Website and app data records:
----------------

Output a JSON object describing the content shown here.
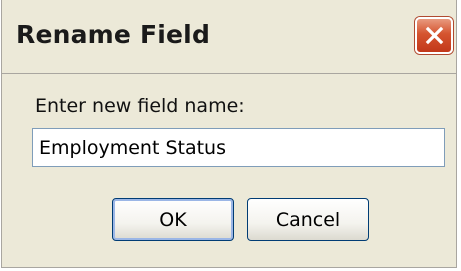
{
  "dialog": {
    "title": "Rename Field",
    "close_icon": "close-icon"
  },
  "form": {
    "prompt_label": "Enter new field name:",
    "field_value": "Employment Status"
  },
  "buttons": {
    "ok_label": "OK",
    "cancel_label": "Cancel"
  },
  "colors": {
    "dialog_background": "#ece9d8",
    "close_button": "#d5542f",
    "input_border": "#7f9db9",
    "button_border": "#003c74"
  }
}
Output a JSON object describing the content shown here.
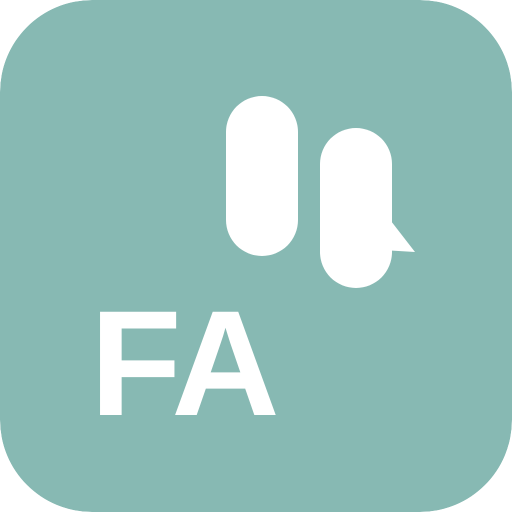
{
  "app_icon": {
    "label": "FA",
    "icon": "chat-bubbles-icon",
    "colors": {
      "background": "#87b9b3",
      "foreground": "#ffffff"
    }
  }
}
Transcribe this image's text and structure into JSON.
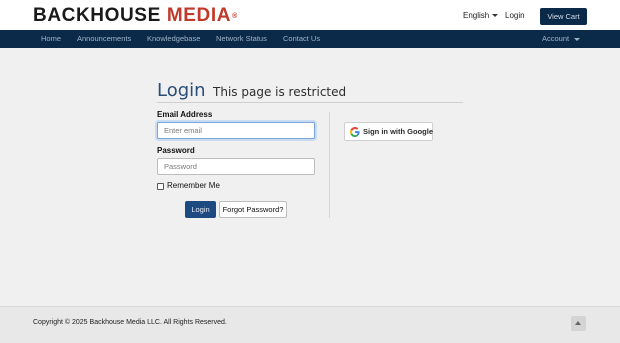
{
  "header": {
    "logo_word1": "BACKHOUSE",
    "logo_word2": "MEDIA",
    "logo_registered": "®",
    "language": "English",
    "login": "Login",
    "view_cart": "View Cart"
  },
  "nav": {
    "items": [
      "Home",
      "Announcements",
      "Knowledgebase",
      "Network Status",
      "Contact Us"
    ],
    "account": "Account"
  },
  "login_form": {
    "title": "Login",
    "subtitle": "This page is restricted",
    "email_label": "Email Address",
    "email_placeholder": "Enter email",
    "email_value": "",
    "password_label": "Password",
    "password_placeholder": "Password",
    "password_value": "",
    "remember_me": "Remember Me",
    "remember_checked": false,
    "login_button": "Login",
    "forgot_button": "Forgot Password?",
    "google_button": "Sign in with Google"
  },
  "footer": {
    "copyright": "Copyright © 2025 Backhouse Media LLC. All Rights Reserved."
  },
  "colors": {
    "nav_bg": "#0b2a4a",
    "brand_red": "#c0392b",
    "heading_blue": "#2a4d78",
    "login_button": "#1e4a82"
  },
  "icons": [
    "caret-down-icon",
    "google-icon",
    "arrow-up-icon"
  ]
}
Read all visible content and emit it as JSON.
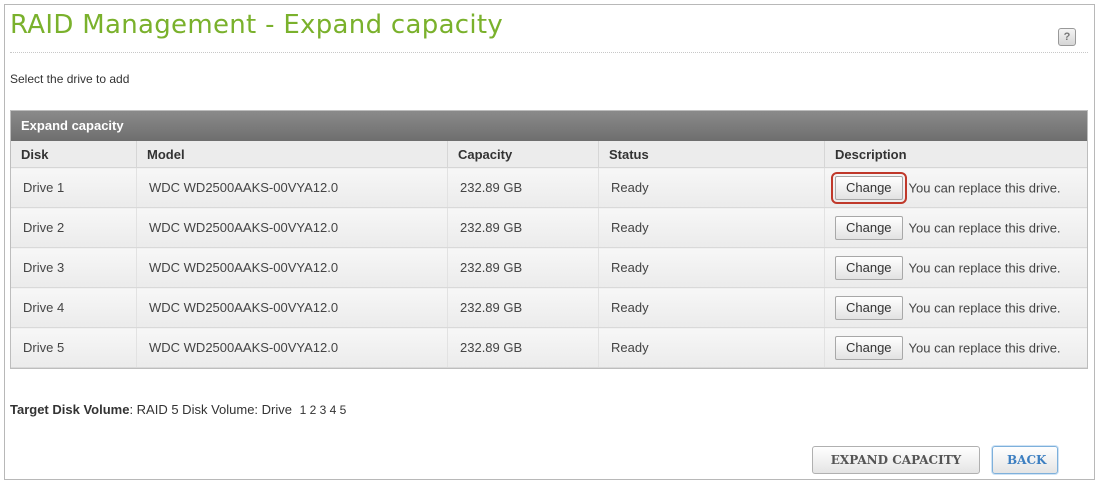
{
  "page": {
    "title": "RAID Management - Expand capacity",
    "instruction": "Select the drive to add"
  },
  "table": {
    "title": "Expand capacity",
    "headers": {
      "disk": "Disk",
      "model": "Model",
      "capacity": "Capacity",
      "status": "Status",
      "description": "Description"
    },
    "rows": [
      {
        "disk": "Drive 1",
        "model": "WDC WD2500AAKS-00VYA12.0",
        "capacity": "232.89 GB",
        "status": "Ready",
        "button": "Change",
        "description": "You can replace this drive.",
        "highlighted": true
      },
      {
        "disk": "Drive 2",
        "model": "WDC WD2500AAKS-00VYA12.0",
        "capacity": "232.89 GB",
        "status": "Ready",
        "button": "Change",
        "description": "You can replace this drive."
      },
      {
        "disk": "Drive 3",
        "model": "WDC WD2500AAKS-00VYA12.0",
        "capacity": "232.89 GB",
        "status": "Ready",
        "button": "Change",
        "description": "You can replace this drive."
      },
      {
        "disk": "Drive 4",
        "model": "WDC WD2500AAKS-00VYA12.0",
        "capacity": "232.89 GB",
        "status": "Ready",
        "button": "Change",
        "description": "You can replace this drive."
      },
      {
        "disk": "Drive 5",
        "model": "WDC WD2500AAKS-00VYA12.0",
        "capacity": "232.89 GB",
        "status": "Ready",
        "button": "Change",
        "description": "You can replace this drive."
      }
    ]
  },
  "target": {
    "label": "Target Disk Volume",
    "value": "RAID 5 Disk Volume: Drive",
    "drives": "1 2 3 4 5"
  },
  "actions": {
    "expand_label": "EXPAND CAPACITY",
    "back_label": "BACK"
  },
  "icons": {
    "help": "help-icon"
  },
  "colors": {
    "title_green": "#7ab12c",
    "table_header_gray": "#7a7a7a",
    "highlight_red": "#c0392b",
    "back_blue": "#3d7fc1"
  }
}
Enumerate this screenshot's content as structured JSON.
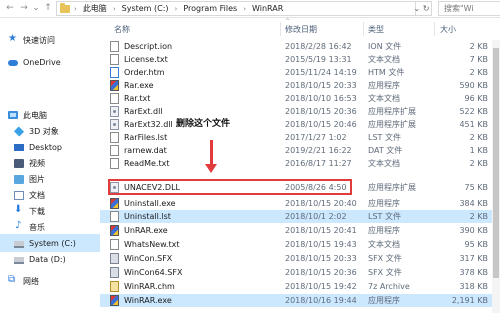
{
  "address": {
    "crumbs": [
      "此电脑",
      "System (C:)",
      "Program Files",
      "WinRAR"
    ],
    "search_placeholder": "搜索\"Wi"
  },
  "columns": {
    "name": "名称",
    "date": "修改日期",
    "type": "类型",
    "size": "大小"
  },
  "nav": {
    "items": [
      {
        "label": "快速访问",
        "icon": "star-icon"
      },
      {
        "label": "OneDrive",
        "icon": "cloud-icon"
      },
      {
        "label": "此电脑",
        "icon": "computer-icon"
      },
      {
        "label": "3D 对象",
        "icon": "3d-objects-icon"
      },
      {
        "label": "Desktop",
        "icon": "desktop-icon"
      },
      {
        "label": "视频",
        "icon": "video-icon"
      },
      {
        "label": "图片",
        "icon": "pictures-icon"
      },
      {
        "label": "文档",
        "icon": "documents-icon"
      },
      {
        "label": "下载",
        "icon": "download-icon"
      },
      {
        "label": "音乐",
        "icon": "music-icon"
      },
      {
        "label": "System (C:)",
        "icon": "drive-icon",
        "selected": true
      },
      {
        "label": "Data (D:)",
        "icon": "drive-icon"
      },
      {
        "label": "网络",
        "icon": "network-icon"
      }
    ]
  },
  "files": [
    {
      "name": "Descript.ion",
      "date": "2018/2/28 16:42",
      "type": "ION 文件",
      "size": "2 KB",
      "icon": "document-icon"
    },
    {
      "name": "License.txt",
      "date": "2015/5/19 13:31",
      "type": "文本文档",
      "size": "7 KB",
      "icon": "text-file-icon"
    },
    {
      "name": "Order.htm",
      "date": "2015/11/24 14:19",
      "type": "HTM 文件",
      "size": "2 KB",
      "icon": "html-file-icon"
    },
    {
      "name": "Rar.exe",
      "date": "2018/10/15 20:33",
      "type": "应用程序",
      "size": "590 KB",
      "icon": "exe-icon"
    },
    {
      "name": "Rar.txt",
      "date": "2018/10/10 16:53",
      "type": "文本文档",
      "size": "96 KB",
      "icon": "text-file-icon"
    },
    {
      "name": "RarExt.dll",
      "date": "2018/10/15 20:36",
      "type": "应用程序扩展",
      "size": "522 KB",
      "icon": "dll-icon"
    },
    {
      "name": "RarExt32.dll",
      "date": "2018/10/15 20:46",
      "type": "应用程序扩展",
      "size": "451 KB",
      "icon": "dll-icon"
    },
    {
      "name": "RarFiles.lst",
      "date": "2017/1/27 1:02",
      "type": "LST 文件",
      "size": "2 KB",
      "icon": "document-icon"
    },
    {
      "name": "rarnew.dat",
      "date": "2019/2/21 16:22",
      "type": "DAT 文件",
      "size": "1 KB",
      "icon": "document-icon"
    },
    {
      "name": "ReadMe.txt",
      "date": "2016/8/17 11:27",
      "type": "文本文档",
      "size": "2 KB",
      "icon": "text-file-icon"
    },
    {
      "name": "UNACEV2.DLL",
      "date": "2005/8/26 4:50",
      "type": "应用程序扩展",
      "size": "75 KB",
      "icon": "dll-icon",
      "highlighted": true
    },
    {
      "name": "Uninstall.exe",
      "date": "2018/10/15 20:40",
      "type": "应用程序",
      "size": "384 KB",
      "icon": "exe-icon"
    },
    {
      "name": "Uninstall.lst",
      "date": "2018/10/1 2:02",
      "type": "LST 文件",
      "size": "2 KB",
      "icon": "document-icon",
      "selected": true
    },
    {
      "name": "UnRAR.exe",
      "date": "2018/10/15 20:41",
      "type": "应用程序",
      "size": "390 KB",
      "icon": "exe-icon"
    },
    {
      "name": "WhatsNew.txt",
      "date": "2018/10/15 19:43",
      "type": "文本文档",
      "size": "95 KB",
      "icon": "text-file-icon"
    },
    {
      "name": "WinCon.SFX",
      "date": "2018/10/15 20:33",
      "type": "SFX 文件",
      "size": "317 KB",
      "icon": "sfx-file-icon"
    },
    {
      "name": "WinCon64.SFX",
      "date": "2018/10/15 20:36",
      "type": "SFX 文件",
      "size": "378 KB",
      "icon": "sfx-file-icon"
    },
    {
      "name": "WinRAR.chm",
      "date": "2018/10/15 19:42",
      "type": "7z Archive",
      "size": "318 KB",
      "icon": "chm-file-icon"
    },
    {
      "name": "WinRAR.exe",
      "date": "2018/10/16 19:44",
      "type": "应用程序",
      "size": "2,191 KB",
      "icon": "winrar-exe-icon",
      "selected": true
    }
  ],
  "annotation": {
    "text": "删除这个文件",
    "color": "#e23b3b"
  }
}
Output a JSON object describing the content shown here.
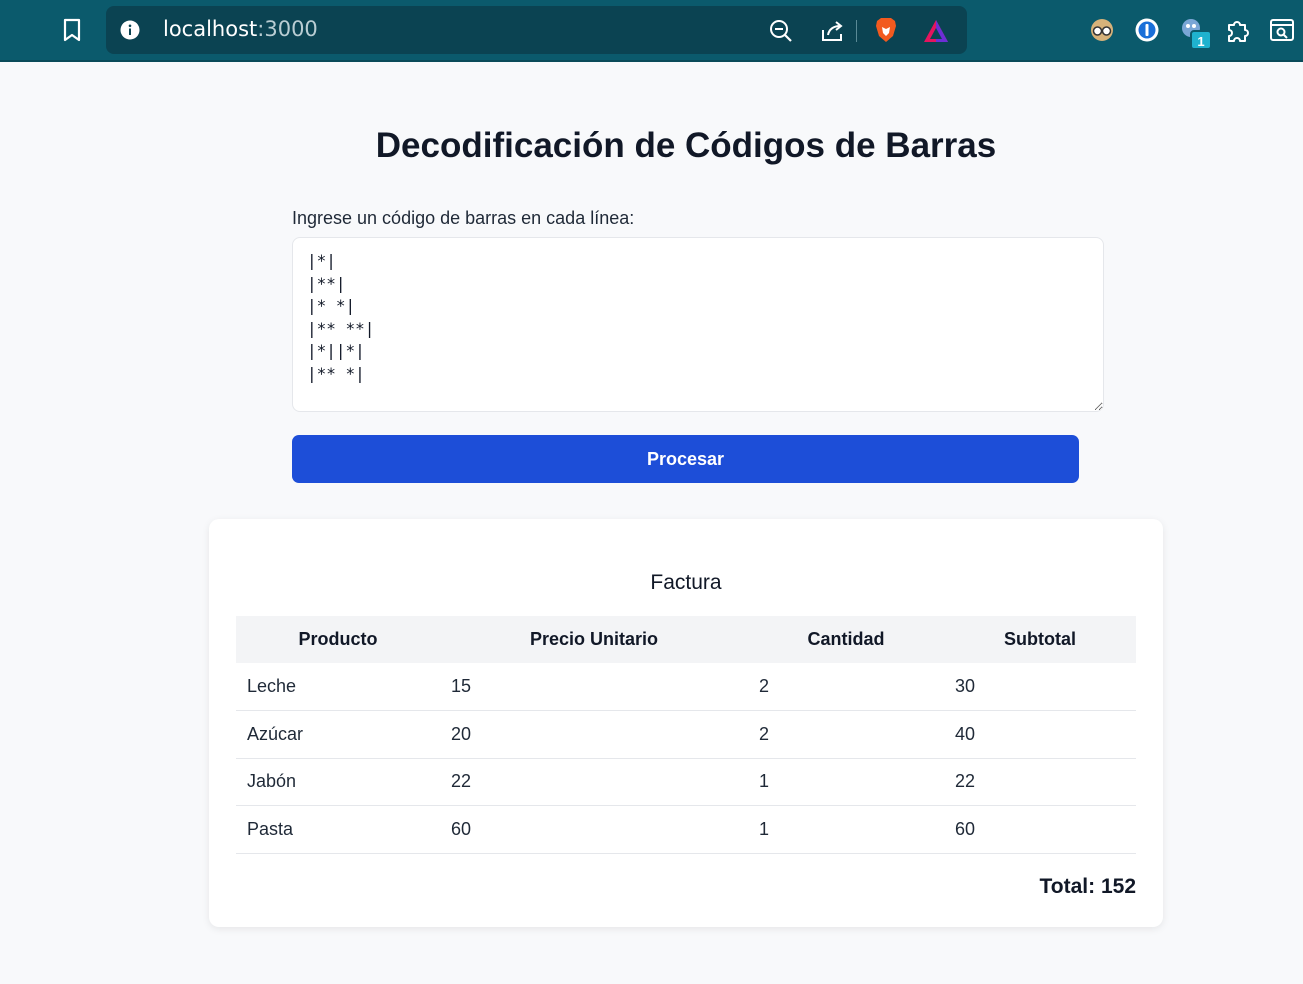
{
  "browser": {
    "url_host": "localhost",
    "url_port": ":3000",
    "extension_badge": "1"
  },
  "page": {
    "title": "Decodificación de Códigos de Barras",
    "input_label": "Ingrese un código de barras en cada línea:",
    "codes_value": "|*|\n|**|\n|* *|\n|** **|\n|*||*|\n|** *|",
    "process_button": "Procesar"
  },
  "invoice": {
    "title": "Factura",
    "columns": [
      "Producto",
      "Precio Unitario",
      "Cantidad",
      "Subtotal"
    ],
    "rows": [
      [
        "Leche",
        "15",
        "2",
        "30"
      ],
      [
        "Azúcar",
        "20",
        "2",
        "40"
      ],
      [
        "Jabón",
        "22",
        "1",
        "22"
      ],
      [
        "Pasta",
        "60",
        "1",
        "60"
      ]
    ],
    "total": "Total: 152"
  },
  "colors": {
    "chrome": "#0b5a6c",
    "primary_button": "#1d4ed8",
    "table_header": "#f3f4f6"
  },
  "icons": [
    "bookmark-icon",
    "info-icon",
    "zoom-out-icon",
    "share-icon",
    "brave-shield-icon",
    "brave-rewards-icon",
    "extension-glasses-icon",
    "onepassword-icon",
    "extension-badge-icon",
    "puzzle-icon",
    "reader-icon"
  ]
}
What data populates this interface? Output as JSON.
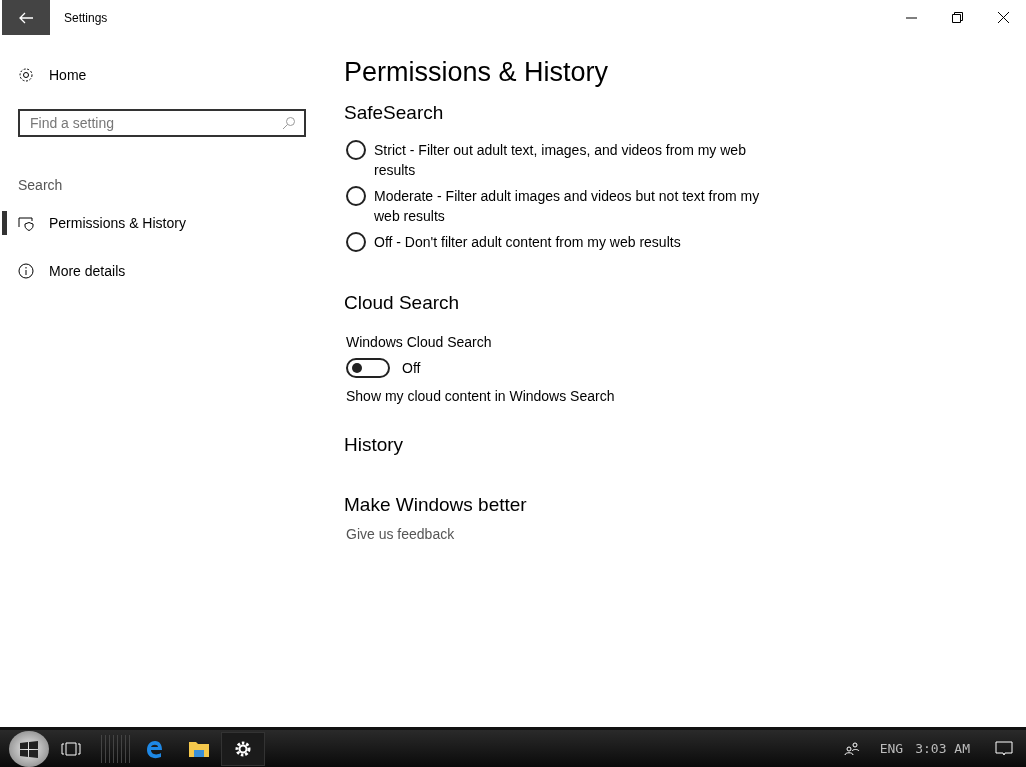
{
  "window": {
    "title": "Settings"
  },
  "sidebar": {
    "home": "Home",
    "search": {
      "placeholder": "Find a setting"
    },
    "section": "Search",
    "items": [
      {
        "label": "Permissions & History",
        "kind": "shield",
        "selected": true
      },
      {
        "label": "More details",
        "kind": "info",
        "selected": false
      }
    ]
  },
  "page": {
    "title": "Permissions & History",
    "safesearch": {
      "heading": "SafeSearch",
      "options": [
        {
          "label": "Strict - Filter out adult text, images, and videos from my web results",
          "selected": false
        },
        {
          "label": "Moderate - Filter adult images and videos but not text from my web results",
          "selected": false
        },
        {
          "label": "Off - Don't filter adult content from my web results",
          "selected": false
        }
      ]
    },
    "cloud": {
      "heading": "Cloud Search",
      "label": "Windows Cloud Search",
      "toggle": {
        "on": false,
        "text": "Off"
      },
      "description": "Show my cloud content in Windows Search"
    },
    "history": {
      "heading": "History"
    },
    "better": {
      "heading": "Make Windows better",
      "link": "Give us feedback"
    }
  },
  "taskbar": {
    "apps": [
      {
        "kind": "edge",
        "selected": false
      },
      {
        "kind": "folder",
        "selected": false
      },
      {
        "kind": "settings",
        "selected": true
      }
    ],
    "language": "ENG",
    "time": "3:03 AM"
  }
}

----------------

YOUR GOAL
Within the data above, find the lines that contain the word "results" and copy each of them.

ANSWER SPACE
          "label": "Strict - Filter out adult text, images, and videos from my web results",
          "label": "Moderate - Filter adult images and videos but not text from my web results",
          "label": "Off - Don't filter adult content from my web results",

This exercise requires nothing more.